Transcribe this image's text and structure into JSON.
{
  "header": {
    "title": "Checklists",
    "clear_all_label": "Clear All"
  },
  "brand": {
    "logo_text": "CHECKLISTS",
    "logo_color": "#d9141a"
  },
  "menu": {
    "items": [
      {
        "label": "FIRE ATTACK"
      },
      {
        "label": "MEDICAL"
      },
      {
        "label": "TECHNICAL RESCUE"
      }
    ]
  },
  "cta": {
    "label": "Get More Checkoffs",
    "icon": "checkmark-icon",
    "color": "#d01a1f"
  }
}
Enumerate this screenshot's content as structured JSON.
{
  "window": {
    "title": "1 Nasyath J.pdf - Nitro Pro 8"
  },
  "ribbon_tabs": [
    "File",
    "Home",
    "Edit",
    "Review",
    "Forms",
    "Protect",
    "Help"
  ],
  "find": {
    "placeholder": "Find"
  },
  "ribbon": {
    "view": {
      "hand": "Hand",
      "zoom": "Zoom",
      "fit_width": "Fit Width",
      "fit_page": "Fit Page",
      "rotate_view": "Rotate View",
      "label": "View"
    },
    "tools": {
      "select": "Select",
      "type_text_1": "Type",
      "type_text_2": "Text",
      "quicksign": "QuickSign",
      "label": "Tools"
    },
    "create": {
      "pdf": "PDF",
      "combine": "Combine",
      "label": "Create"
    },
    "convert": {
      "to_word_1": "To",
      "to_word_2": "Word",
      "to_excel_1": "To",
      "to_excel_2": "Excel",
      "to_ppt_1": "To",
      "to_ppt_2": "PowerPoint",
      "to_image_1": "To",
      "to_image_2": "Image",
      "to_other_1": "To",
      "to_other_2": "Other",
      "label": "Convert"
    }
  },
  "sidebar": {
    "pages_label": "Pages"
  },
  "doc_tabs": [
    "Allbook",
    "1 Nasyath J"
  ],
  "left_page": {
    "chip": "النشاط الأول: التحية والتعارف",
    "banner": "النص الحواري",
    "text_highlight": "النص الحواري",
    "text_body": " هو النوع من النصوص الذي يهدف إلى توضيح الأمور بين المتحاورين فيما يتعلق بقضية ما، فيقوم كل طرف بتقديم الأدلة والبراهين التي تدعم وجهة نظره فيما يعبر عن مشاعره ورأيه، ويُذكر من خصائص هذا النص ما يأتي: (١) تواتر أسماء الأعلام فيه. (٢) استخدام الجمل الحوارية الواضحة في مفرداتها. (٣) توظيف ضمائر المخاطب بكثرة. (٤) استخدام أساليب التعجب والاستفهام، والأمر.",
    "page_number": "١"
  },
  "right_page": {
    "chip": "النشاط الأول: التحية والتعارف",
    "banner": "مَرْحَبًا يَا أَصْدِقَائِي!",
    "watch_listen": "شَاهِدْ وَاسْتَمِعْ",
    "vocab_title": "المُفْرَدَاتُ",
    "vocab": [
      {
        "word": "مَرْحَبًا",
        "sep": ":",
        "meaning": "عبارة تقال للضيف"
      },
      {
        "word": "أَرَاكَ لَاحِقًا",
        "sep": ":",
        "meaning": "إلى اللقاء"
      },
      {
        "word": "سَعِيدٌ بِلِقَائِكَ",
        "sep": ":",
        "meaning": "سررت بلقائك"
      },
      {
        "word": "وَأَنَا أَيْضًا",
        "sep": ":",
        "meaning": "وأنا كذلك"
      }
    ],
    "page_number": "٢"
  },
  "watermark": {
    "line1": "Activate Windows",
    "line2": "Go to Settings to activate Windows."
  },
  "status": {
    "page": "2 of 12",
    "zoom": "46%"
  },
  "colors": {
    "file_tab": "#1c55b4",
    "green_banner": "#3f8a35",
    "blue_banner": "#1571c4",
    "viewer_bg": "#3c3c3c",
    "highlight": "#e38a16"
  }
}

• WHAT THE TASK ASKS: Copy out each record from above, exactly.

• ANSWER AREA:
Transcribe this image's text and structure into JSON.
{
  "header": {
    "title": "Checklists",
    "clear_all_label": "Clear All"
  },
  "brand": {
    "logo_text": "CHECKLISTS",
    "logo_color": "#d9141a"
  },
  "menu": {
    "items": [
      {
        "label": "FIRE ATTACK"
      },
      {
        "label": "MEDICAL"
      },
      {
        "label": "TECHNICAL RESCUE"
      }
    ]
  },
  "cta": {
    "label": "Get More Checkoffs",
    "icon": "checkmark-icon",
    "color": "#d01a1f"
  }
}
Enumerate this screenshot's content as structured JSON.
{
  "window": {
    "title": "1 Nasyath J.pdf - Nitro Pro 8"
  },
  "ribbon_tabs": [
    "File",
    "Home",
    "Edit",
    "Review",
    "Forms",
    "Protect",
    "Help"
  ],
  "find": {
    "placeholder": "Find"
  },
  "ribbon": {
    "view": {
      "hand": "Hand",
      "zoom": "Zoom",
      "fit_width": "Fit Width",
      "fit_page": "Fit Page",
      "rotate_view": "Rotate View",
      "label": "View"
    },
    "tools": {
      "select": "Select",
      "type_text_1": "Type",
      "type_text_2": "Text",
      "quicksign": "QuickSign",
      "label": "Tools"
    },
    "create": {
      "pdf": "PDF",
      "combine": "Combine",
      "label": "Create"
    },
    "convert": {
      "to_word_1": "To",
      "to_word_2": "Word",
      "to_excel_1": "To",
      "to_excel_2": "Excel",
      "to_ppt_1": "To",
      "to_ppt_2": "PowerPoint",
      "to_image_1": "To",
      "to_image_2": "Image",
      "to_other_1": "To",
      "to_other_2": "Other",
      "label": "Convert"
    }
  },
  "sidebar": {
    "pages_label": "Pages"
  },
  "doc_tabs": [
    "Allbook",
    "1 Nasyath J"
  ],
  "left_page": {
    "chip": "النشاط الأول: التحية والتعارف",
    "banner": "النص الحواري",
    "text_highlight": "النص الحواري",
    "text_body": " هو النوع من النصوص الذي يهدف إلى توضيح الأمور بين المتحاورين فيما يتعلق بقضية ما، فيقوم كل طرف بتقديم الأدلة والبراهين التي تدعم وجهة نظره فيما يعبر عن مشاعره ورأيه، ويُذكر من خصائص هذا النص ما يأتي: (١) تواتر أسماء الأعلام فيه. (٢) استخدام الجمل الحوارية الواضحة في مفرداتها. (٣) توظيف ضمائر المخاطب بكثرة. (٤) استخدام أساليب التعجب والاستفهام، والأمر.",
    "page_number": "١"
  },
  "right_page": {
    "chip": "النشاط الأول: التحية والتعارف",
    "banner": "مَرْحَبًا يَا أَصْدِقَائِي!",
    "watch_listen": "شَاهِدْ وَاسْتَمِعْ",
    "vocab_title": "المُفْرَدَاتُ",
    "vocab": [
      {
        "word": "مَرْحَبًا",
        "sep": ":",
        "meaning": "عبارة تقال للضيف"
      },
      {
        "word": "أَرَاكَ لَاحِقًا",
        "sep": ":",
        "meaning": "إلى اللقاء"
      },
      {
        "word": "سَعِيدٌ بِلِقَائِكَ",
        "sep": ":",
        "meaning": "سررت بلقائك"
      },
      {
        "word": "وَأَنَا أَيْضًا",
        "sep": ":",
        "meaning": "وأنا كذلك"
      }
    ],
    "page_number": "٢"
  },
  "watermark": {
    "line1": "Activate Windows",
    "line2": "Go to Settings to activate Windows."
  },
  "status": {
    "page": "2 of 12",
    "zoom": "46%"
  },
  "colors": {
    "file_tab": "#1c55b4",
    "green_banner": "#3f8a35",
    "blue_banner": "#1571c4",
    "viewer_bg": "#3c3c3c",
    "highlight": "#e38a16"
  }
}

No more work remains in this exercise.